WORK TO BE COMPLETED: What you give back must match the records below word for word.

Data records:
○ ○ ○

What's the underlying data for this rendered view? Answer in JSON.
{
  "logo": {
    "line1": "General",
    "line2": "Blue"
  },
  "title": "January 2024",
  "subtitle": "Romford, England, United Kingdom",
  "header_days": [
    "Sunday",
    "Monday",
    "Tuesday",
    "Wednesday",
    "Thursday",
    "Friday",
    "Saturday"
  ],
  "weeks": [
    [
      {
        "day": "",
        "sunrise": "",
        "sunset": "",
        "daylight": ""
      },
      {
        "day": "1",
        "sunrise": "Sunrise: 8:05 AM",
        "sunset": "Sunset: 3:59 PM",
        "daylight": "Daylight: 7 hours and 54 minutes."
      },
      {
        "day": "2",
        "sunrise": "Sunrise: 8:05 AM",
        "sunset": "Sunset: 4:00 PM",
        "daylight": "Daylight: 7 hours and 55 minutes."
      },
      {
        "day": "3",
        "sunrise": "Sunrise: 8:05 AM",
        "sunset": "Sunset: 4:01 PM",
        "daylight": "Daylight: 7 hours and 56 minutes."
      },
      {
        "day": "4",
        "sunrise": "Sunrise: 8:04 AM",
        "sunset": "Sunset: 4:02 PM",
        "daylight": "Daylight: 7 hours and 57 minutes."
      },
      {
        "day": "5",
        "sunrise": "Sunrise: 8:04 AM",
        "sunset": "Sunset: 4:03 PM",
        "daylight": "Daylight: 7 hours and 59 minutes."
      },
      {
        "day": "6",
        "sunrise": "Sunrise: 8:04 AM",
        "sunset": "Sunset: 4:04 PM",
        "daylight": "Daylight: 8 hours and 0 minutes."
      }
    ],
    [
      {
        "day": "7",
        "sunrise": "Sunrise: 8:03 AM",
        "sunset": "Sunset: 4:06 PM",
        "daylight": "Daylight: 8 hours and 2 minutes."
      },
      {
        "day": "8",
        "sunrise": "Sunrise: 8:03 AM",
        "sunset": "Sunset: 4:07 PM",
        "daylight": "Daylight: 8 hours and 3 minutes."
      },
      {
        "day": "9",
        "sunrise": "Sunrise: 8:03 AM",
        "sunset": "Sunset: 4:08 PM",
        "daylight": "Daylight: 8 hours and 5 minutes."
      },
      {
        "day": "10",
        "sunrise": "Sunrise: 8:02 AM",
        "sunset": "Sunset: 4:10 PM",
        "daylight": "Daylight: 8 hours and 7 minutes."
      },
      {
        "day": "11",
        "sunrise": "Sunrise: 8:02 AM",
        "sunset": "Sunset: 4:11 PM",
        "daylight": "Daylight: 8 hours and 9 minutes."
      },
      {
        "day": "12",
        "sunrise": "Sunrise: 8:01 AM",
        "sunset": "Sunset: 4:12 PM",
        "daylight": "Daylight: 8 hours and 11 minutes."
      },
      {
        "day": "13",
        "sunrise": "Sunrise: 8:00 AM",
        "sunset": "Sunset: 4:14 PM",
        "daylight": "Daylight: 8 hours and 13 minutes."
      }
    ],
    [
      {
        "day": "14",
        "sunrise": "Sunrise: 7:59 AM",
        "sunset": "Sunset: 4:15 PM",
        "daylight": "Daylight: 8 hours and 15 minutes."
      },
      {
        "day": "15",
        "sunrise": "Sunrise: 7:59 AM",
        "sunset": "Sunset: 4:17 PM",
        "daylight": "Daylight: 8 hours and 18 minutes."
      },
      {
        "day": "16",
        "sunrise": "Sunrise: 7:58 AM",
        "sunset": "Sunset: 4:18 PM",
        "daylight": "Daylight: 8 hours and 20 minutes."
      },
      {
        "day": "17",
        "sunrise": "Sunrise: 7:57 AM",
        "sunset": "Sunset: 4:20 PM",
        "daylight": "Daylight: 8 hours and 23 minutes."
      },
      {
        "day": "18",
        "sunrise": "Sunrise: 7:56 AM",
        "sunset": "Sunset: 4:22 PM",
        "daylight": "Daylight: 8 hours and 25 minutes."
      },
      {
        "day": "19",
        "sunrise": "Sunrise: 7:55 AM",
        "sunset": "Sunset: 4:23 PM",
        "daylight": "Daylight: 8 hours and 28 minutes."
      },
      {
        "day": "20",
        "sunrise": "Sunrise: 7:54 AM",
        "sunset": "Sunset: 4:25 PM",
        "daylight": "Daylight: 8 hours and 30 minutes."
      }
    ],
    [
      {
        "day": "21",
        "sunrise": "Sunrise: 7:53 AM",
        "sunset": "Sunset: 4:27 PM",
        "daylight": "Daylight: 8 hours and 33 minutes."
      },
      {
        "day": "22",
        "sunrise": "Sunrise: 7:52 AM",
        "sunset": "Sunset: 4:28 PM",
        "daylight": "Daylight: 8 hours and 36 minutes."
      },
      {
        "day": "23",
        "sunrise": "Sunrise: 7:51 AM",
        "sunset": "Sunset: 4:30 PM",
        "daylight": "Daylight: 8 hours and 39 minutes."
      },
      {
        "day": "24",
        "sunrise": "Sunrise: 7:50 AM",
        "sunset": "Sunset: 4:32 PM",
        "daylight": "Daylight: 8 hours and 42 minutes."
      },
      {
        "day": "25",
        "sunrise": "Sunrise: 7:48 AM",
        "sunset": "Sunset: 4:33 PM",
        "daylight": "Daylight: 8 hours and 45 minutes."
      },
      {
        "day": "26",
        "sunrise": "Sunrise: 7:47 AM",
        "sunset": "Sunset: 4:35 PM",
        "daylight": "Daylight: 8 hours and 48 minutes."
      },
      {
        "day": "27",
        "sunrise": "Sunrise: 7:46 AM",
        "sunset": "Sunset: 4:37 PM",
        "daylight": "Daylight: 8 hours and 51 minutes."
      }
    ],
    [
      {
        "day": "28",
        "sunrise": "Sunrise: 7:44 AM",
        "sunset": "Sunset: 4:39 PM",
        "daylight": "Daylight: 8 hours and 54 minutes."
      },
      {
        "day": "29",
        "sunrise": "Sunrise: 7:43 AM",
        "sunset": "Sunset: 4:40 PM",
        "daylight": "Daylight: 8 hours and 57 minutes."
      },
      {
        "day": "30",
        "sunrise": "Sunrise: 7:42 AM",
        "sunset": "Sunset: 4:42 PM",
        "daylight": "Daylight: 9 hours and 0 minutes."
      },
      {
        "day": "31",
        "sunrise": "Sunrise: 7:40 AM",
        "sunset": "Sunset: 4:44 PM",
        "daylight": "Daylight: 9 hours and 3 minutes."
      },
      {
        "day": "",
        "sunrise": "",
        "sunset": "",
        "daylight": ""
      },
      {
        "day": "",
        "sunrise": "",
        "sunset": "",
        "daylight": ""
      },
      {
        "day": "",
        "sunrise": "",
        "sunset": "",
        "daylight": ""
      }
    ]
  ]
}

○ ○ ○

SOLVED EXERCISE:
What's the underlying data for this rendered view? Answer in JSON.
{
  "logo": {
    "line1": "General",
    "line2": "Blue"
  },
  "title": "January 2024",
  "subtitle": "Romford, England, United Kingdom",
  "header_days": [
    "Sunday",
    "Monday",
    "Tuesday",
    "Wednesday",
    "Thursday",
    "Friday",
    "Saturday"
  ],
  "weeks": [
    [
      {
        "day": "",
        "sunrise": "",
        "sunset": "",
        "daylight": ""
      },
      {
        "day": "1",
        "sunrise": "Sunrise: 8:05 AM",
        "sunset": "Sunset: 3:59 PM",
        "daylight": "Daylight: 7 hours and 54 minutes."
      },
      {
        "day": "2",
        "sunrise": "Sunrise: 8:05 AM",
        "sunset": "Sunset: 4:00 PM",
        "daylight": "Daylight: 7 hours and 55 minutes."
      },
      {
        "day": "3",
        "sunrise": "Sunrise: 8:05 AM",
        "sunset": "Sunset: 4:01 PM",
        "daylight": "Daylight: 7 hours and 56 minutes."
      },
      {
        "day": "4",
        "sunrise": "Sunrise: 8:04 AM",
        "sunset": "Sunset: 4:02 PM",
        "daylight": "Daylight: 7 hours and 57 minutes."
      },
      {
        "day": "5",
        "sunrise": "Sunrise: 8:04 AM",
        "sunset": "Sunset: 4:03 PM",
        "daylight": "Daylight: 7 hours and 59 minutes."
      },
      {
        "day": "6",
        "sunrise": "Sunrise: 8:04 AM",
        "sunset": "Sunset: 4:04 PM",
        "daylight": "Daylight: 8 hours and 0 minutes."
      }
    ],
    [
      {
        "day": "7",
        "sunrise": "Sunrise: 8:03 AM",
        "sunset": "Sunset: 4:06 PM",
        "daylight": "Daylight: 8 hours and 2 minutes."
      },
      {
        "day": "8",
        "sunrise": "Sunrise: 8:03 AM",
        "sunset": "Sunset: 4:07 PM",
        "daylight": "Daylight: 8 hours and 3 minutes."
      },
      {
        "day": "9",
        "sunrise": "Sunrise: 8:03 AM",
        "sunset": "Sunset: 4:08 PM",
        "daylight": "Daylight: 8 hours and 5 minutes."
      },
      {
        "day": "10",
        "sunrise": "Sunrise: 8:02 AM",
        "sunset": "Sunset: 4:10 PM",
        "daylight": "Daylight: 8 hours and 7 minutes."
      },
      {
        "day": "11",
        "sunrise": "Sunrise: 8:02 AM",
        "sunset": "Sunset: 4:11 PM",
        "daylight": "Daylight: 8 hours and 9 minutes."
      },
      {
        "day": "12",
        "sunrise": "Sunrise: 8:01 AM",
        "sunset": "Sunset: 4:12 PM",
        "daylight": "Daylight: 8 hours and 11 minutes."
      },
      {
        "day": "13",
        "sunrise": "Sunrise: 8:00 AM",
        "sunset": "Sunset: 4:14 PM",
        "daylight": "Daylight: 8 hours and 13 minutes."
      }
    ],
    [
      {
        "day": "14",
        "sunrise": "Sunrise: 7:59 AM",
        "sunset": "Sunset: 4:15 PM",
        "daylight": "Daylight: 8 hours and 15 minutes."
      },
      {
        "day": "15",
        "sunrise": "Sunrise: 7:59 AM",
        "sunset": "Sunset: 4:17 PM",
        "daylight": "Daylight: 8 hours and 18 minutes."
      },
      {
        "day": "16",
        "sunrise": "Sunrise: 7:58 AM",
        "sunset": "Sunset: 4:18 PM",
        "daylight": "Daylight: 8 hours and 20 minutes."
      },
      {
        "day": "17",
        "sunrise": "Sunrise: 7:57 AM",
        "sunset": "Sunset: 4:20 PM",
        "daylight": "Daylight: 8 hours and 23 minutes."
      },
      {
        "day": "18",
        "sunrise": "Sunrise: 7:56 AM",
        "sunset": "Sunset: 4:22 PM",
        "daylight": "Daylight: 8 hours and 25 minutes."
      },
      {
        "day": "19",
        "sunrise": "Sunrise: 7:55 AM",
        "sunset": "Sunset: 4:23 PM",
        "daylight": "Daylight: 8 hours and 28 minutes."
      },
      {
        "day": "20",
        "sunrise": "Sunrise: 7:54 AM",
        "sunset": "Sunset: 4:25 PM",
        "daylight": "Daylight: 8 hours and 30 minutes."
      }
    ],
    [
      {
        "day": "21",
        "sunrise": "Sunrise: 7:53 AM",
        "sunset": "Sunset: 4:27 PM",
        "daylight": "Daylight: 8 hours and 33 minutes."
      },
      {
        "day": "22",
        "sunrise": "Sunrise: 7:52 AM",
        "sunset": "Sunset: 4:28 PM",
        "daylight": "Daylight: 8 hours and 36 minutes."
      },
      {
        "day": "23",
        "sunrise": "Sunrise: 7:51 AM",
        "sunset": "Sunset: 4:30 PM",
        "daylight": "Daylight: 8 hours and 39 minutes."
      },
      {
        "day": "24",
        "sunrise": "Sunrise: 7:50 AM",
        "sunset": "Sunset: 4:32 PM",
        "daylight": "Daylight: 8 hours and 42 minutes."
      },
      {
        "day": "25",
        "sunrise": "Sunrise: 7:48 AM",
        "sunset": "Sunset: 4:33 PM",
        "daylight": "Daylight: 8 hours and 45 minutes."
      },
      {
        "day": "26",
        "sunrise": "Sunrise: 7:47 AM",
        "sunset": "Sunset: 4:35 PM",
        "daylight": "Daylight: 8 hours and 48 minutes."
      },
      {
        "day": "27",
        "sunrise": "Sunrise: 7:46 AM",
        "sunset": "Sunset: 4:37 PM",
        "daylight": "Daylight: 8 hours and 51 minutes."
      }
    ],
    [
      {
        "day": "28",
        "sunrise": "Sunrise: 7:44 AM",
        "sunset": "Sunset: 4:39 PM",
        "daylight": "Daylight: 8 hours and 54 minutes."
      },
      {
        "day": "29",
        "sunrise": "Sunrise: 7:43 AM",
        "sunset": "Sunset: 4:40 PM",
        "daylight": "Daylight: 8 hours and 57 minutes."
      },
      {
        "day": "30",
        "sunrise": "Sunrise: 7:42 AM",
        "sunset": "Sunset: 4:42 PM",
        "daylight": "Daylight: 9 hours and 0 minutes."
      },
      {
        "day": "31",
        "sunrise": "Sunrise: 7:40 AM",
        "sunset": "Sunset: 4:44 PM",
        "daylight": "Daylight: 9 hours and 3 minutes."
      },
      {
        "day": "",
        "sunrise": "",
        "sunset": "",
        "daylight": ""
      },
      {
        "day": "",
        "sunrise": "",
        "sunset": "",
        "daylight": ""
      },
      {
        "day": "",
        "sunrise": "",
        "sunset": "",
        "daylight": ""
      }
    ]
  ]
}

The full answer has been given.